→ What you need to do
What you write must be the listing below in full, word for word, minus its pictures.

___ Listed entries

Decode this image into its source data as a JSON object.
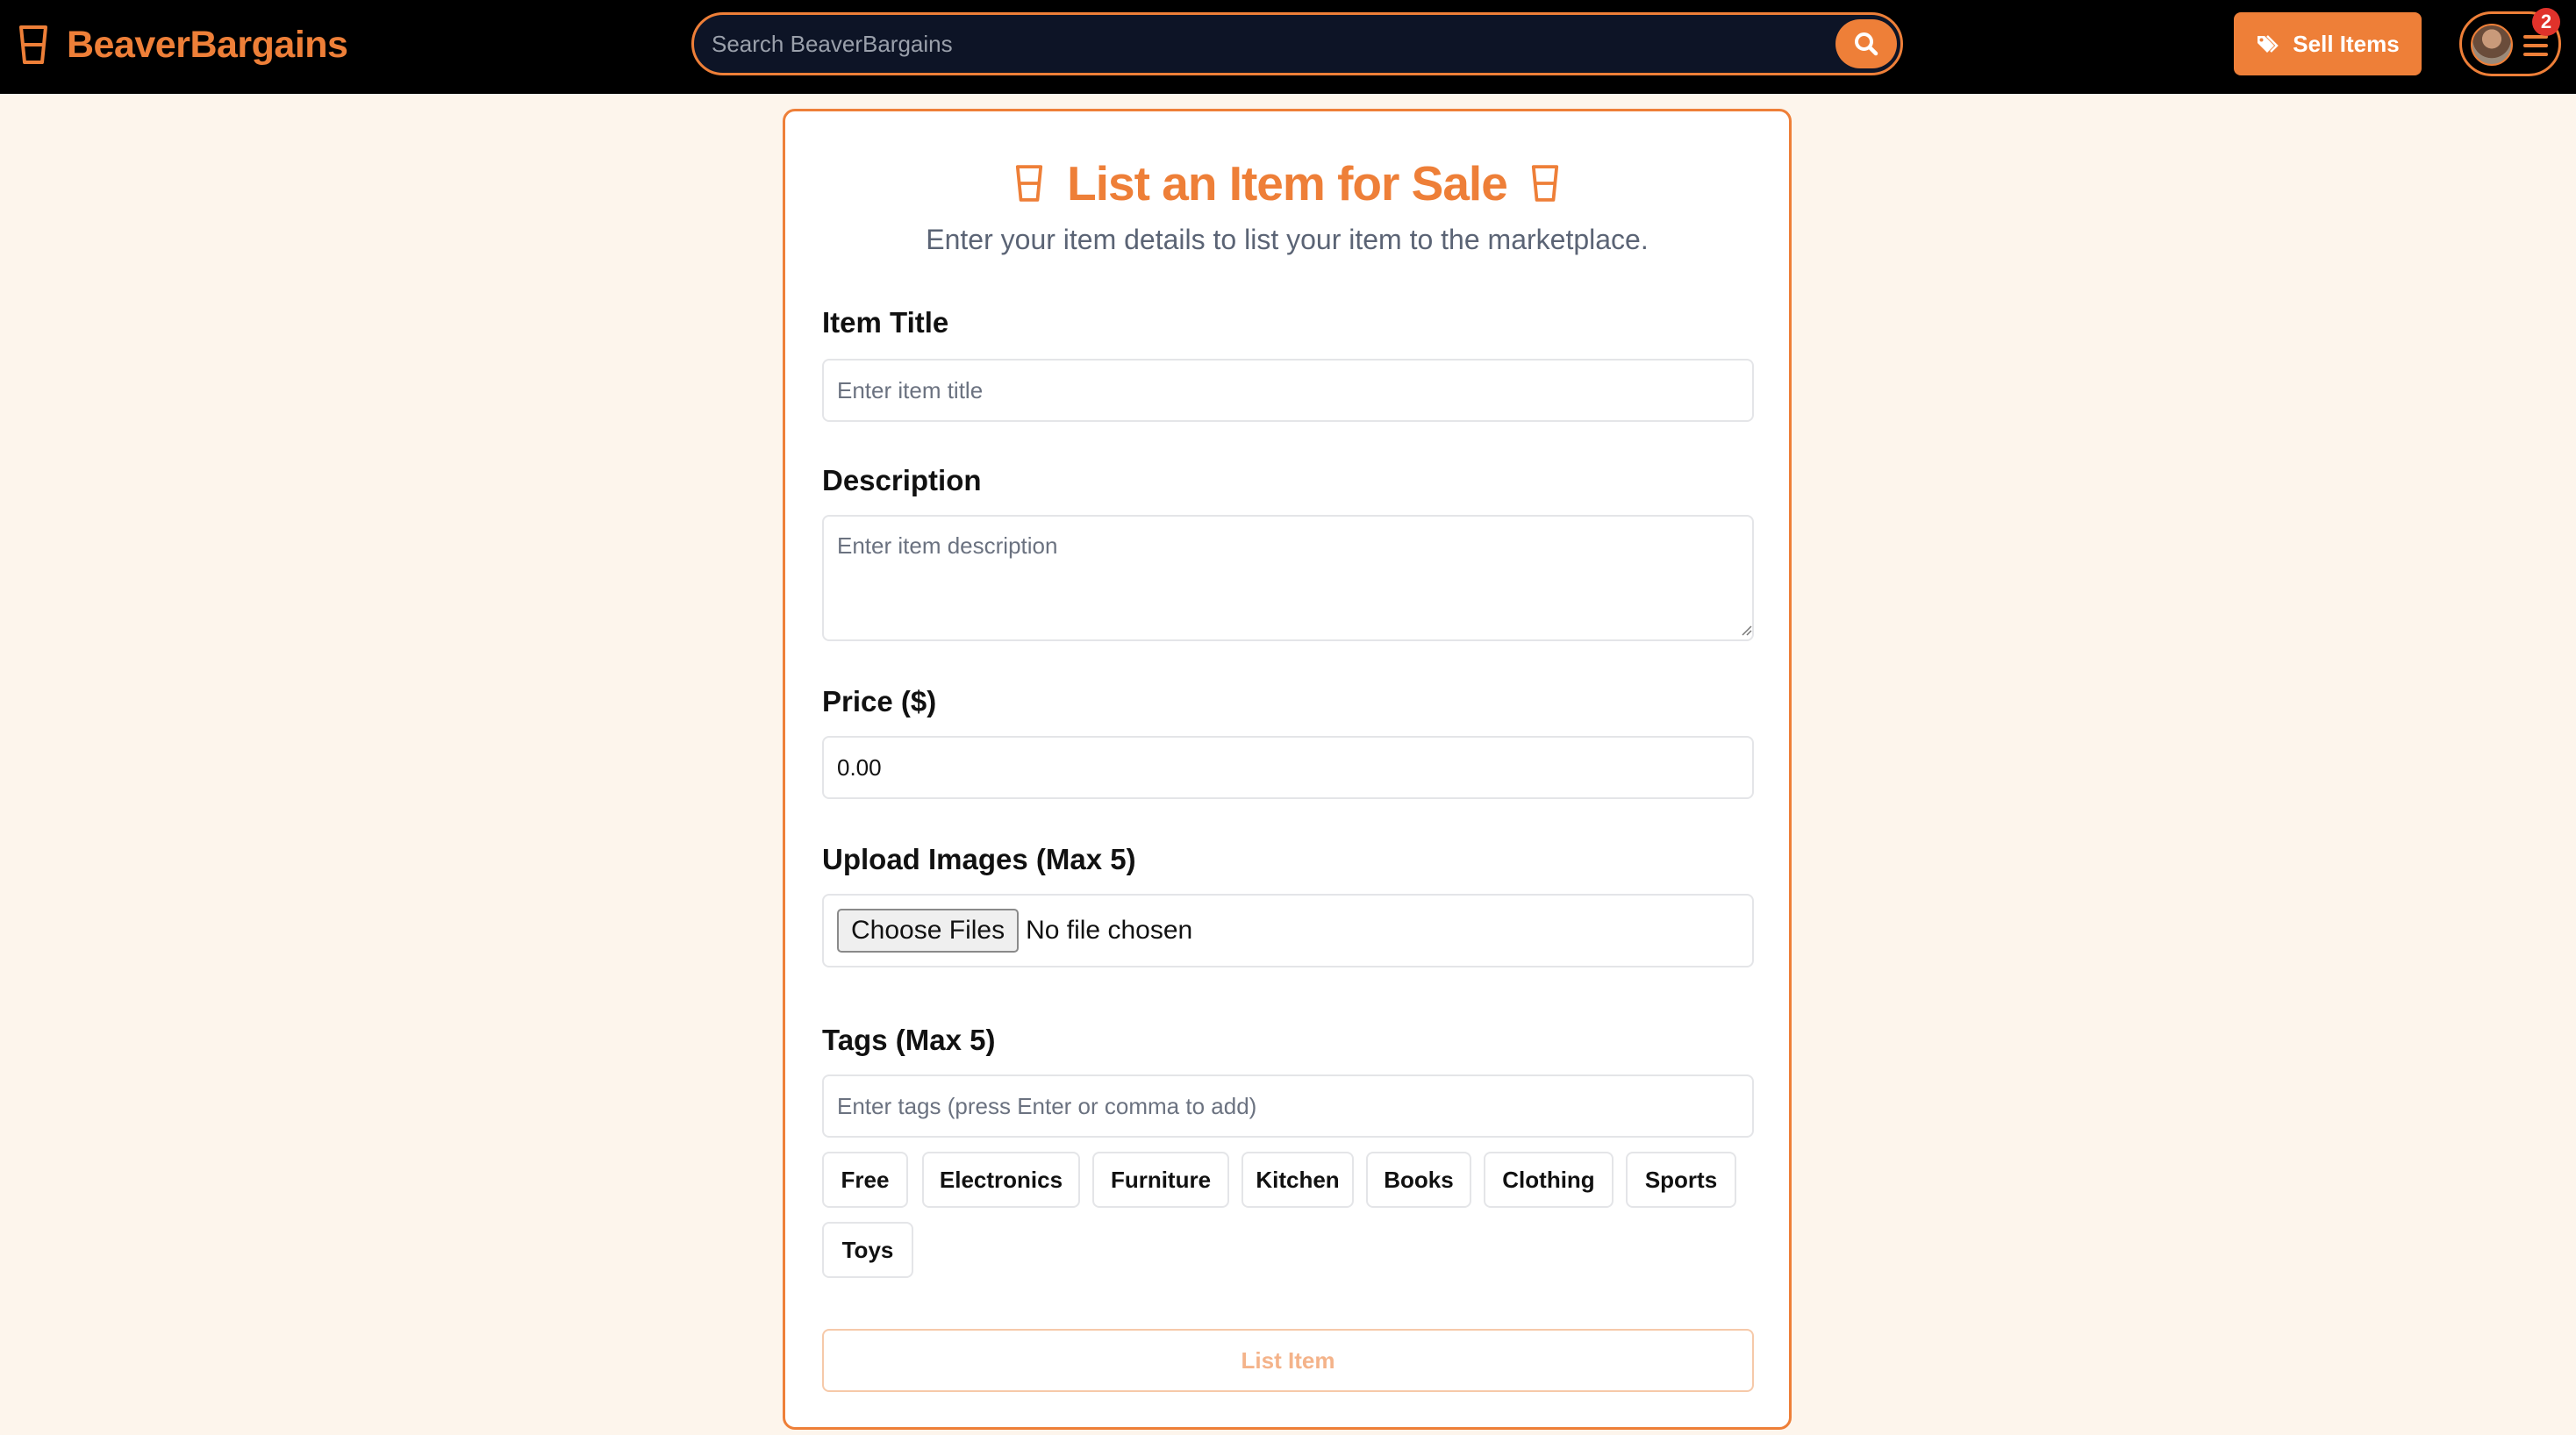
{
  "colors": {
    "accent": "#ee7f38",
    "navbar": "#000000",
    "page_bg": "#fdf5ec",
    "badge": "#e0322b"
  },
  "header": {
    "brand": "BeaverBargains",
    "brand_icon": "cup-icon",
    "search_placeholder": "Search BeaverBargains",
    "sell_label": "Sell Items",
    "notification_count": "2"
  },
  "form": {
    "title": "List an Item for Sale",
    "subtitle": "Enter your item details to list your item to the marketplace.",
    "item_title": {
      "label": "Item Title",
      "placeholder": "Enter item title"
    },
    "description": {
      "label": "Description",
      "placeholder": "Enter item description"
    },
    "price": {
      "label": "Price ($)",
      "value": "0.00"
    },
    "images": {
      "label": "Upload Images (Max 5)",
      "button": "Choose Files",
      "status": "No file chosen"
    },
    "tags": {
      "label": "Tags (Max 5)",
      "placeholder": "Enter tags (press Enter or comma to add)",
      "options": [
        "Free",
        "Electronics",
        "Furniture",
        "Kitchen",
        "Books",
        "Clothing",
        "Sports",
        "Toys"
      ]
    },
    "submit_label": "List Item"
  }
}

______

→ Solution
Decode this image into its source data as a JSON object.
{
  "colors": {
    "accent": "#ee7f38",
    "navbar": "#000000",
    "page_bg": "#fdf5ec",
    "badge": "#e0322b"
  },
  "header": {
    "brand": "BeaverBargains",
    "brand_icon": "cup-icon",
    "search_placeholder": "Search BeaverBargains",
    "sell_label": "Sell Items",
    "notification_count": "2"
  },
  "form": {
    "title": "List an Item for Sale",
    "subtitle": "Enter your item details to list your item to the marketplace.",
    "item_title": {
      "label": "Item Title",
      "placeholder": "Enter item title"
    },
    "description": {
      "label": "Description",
      "placeholder": "Enter item description"
    },
    "price": {
      "label": "Price ($)",
      "value": "0.00"
    },
    "images": {
      "label": "Upload Images (Max 5)",
      "button": "Choose Files",
      "status": "No file chosen"
    },
    "tags": {
      "label": "Tags (Max 5)",
      "placeholder": "Enter tags (press Enter or comma to add)",
      "options": [
        "Free",
        "Electronics",
        "Furniture",
        "Kitchen",
        "Books",
        "Clothing",
        "Sports",
        "Toys"
      ]
    },
    "submit_label": "List Item"
  }
}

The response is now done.